> To do
Work through the lines of the material below, note those with the word "icon", and give their number, nothing else.

> Data extract
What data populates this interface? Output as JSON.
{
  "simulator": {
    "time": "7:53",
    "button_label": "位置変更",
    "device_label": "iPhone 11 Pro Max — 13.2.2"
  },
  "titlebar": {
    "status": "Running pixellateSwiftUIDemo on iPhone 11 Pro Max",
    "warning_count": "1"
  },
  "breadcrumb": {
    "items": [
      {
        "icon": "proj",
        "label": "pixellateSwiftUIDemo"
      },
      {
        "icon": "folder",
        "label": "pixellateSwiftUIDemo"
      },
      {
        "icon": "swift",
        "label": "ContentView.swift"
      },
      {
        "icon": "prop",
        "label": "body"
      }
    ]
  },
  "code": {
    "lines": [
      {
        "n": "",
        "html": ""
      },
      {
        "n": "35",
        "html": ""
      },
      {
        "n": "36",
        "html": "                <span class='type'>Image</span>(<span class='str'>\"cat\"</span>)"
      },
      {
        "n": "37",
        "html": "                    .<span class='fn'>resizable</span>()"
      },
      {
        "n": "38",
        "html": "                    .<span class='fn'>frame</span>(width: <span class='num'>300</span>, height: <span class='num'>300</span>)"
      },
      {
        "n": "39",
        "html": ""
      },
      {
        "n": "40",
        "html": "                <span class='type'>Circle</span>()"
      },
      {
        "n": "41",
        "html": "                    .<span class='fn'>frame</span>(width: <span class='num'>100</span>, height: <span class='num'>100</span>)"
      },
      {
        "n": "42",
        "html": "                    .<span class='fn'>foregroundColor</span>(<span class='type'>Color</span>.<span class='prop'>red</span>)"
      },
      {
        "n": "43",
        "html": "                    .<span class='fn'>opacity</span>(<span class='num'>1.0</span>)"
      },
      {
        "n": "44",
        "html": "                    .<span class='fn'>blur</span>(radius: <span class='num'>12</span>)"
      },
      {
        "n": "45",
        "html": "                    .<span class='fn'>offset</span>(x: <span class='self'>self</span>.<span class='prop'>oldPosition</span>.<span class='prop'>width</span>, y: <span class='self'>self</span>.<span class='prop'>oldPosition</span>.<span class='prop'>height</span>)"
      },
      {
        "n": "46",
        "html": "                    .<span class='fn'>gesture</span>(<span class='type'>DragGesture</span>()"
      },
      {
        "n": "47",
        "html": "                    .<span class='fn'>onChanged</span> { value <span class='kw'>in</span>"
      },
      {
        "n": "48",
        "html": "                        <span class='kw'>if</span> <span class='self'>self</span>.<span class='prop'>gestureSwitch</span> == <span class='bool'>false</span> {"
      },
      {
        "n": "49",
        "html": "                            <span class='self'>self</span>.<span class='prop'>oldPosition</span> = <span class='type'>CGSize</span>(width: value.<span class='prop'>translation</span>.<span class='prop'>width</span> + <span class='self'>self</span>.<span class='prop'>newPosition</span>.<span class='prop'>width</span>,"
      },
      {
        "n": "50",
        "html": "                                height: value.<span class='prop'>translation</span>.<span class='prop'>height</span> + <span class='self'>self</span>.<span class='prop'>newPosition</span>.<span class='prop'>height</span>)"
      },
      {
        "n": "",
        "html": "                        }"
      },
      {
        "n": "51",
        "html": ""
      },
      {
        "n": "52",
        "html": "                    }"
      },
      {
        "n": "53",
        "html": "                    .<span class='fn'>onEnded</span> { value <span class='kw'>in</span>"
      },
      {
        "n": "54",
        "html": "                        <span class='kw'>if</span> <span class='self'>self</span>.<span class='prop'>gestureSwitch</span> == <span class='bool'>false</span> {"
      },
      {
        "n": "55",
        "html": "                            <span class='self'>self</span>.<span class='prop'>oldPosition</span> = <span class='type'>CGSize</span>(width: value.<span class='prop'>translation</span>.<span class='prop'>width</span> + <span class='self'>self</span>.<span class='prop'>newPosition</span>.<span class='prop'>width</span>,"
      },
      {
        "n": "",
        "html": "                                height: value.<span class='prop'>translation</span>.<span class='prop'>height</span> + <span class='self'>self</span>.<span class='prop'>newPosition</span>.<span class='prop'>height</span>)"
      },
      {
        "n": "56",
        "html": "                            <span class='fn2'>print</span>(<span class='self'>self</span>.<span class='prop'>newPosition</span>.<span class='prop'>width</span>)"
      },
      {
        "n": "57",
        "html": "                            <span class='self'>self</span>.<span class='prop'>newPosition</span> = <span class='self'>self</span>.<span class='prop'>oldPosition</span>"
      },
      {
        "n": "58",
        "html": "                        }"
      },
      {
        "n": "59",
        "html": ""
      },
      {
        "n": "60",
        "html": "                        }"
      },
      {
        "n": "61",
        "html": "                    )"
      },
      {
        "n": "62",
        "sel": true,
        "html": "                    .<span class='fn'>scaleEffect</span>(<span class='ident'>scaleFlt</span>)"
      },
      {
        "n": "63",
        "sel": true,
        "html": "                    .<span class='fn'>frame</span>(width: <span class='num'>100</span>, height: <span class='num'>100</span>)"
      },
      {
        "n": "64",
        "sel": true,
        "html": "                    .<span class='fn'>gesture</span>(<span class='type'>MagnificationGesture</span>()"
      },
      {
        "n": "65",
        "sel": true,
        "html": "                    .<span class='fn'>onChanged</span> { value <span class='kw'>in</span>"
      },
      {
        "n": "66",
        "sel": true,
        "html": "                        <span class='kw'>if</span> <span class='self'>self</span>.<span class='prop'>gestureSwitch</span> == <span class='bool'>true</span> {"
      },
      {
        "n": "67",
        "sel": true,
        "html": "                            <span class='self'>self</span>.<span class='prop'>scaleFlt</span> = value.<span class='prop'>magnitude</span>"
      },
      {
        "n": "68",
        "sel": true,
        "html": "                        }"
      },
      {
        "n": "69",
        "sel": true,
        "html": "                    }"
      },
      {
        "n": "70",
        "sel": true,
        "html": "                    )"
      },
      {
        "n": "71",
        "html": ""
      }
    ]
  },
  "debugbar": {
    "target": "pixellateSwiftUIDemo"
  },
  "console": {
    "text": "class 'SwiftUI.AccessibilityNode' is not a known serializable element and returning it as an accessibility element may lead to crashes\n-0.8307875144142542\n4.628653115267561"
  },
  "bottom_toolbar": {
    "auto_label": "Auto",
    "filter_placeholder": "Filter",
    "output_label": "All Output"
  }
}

> Final answer
4